Risk factors and HIV transmission to midlife and older women: knowledge, options, and the initiation of safer sexual practices.

Zablotsky D, Kennedy M.

J Acquir Immune Defic Syndr. 2003 Jun 1;33 Suppl 2:S122-30. doi: 10.1097/00126334-200306012-00009.

Despite the increased impact of HIV/AIDS on women in the United States, the HIV-related experience of mature and older women has been largely overlooked by behavior scientists. Appropriate strategies for increasing awareness, assessing personal risk, and implementing safer sex behaviors among women in their 50s or older have not been developed. Relative to knowledge of personal risk and self-protective measures, older women have lower levels of knowledge about HIV/AIDS and the effectiveness of condoms than their younger counterparts. Although a significant portion of postmenopausal women remain sexually active, little is known about how mature women in long-term relationships can initiate self-protective behaviors if they come to recognize a risk or how those who meet new sexual partners can be motivated to use condoms. Investigations regarding safer sexual practices must be conducted in a way that addresses biologic events (e.g., menopause), life course changes, and cohort effects. Rather than trying to generalize findings from studies performed with younger women, it is necessary to integrate risk reduction strategies into models of sexual health and well-being for women across their life course.

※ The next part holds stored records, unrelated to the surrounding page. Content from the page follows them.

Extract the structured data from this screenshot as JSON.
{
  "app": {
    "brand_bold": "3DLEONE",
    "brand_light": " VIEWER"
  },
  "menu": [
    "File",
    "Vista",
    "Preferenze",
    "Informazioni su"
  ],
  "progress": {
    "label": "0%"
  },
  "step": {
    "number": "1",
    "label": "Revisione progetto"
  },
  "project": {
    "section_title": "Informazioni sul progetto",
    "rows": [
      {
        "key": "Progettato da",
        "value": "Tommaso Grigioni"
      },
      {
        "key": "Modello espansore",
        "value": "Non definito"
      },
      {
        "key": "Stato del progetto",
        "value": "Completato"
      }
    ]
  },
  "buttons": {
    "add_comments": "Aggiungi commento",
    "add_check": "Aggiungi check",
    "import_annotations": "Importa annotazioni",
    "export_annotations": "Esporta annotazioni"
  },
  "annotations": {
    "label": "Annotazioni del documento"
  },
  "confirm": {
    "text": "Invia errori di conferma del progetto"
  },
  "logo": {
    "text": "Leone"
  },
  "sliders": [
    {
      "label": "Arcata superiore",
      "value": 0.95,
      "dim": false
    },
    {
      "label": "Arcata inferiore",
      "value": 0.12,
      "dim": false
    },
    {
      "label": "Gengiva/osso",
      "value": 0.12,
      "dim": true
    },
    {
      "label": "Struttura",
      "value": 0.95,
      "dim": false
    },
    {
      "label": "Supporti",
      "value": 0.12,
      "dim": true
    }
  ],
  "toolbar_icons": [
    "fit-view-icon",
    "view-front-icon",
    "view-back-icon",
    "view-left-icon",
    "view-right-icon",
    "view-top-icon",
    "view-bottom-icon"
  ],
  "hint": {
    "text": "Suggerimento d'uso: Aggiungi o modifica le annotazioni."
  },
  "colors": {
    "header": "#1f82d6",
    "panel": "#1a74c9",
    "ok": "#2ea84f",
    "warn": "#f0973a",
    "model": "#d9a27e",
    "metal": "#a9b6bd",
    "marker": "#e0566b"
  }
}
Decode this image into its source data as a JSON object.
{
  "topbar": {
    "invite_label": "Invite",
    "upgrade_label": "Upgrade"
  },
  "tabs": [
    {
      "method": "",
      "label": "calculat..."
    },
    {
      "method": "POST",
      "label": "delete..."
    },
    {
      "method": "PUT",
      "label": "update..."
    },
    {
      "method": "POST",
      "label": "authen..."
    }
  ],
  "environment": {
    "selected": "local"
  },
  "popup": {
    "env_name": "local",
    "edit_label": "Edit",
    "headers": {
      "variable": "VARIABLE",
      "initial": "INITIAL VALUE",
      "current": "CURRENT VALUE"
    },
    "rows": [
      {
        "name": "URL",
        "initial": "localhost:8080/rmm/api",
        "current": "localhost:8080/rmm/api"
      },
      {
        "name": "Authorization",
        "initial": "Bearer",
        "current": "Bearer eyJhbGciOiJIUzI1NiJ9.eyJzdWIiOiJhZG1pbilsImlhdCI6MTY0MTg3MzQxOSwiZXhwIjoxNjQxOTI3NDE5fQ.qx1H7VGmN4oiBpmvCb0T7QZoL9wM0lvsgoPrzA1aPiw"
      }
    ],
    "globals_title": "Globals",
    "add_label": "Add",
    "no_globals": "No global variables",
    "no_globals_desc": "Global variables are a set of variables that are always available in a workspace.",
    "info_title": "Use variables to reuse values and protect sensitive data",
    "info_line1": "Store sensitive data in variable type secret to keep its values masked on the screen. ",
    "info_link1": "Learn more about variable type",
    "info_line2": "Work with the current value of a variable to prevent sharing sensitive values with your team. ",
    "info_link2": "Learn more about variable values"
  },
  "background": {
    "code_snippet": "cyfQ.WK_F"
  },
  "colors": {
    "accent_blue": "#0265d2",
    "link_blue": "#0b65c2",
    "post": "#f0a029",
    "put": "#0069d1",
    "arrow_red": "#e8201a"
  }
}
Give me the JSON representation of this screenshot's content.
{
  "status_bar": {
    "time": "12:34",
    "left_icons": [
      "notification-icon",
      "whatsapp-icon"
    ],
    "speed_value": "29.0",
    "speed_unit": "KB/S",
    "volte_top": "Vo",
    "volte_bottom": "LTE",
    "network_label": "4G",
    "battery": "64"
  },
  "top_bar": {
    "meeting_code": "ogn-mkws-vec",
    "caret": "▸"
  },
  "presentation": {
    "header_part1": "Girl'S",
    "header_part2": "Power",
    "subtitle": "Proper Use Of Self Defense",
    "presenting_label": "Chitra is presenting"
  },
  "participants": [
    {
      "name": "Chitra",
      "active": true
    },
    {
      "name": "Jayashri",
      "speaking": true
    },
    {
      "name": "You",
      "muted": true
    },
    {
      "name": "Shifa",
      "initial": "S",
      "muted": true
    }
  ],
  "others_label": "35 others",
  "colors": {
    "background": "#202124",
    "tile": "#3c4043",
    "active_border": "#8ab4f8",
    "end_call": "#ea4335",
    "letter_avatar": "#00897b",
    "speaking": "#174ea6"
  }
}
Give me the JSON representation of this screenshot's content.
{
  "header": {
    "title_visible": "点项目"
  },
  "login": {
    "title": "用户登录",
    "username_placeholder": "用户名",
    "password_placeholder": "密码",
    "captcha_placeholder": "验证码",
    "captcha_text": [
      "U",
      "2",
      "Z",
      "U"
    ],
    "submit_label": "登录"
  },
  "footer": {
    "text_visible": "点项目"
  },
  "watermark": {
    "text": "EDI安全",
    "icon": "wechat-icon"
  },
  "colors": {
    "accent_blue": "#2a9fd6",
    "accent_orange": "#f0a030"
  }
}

PMID: 12853861

From MEDLINE®/PubMed®, a database of the U.S. National Library of Medicine.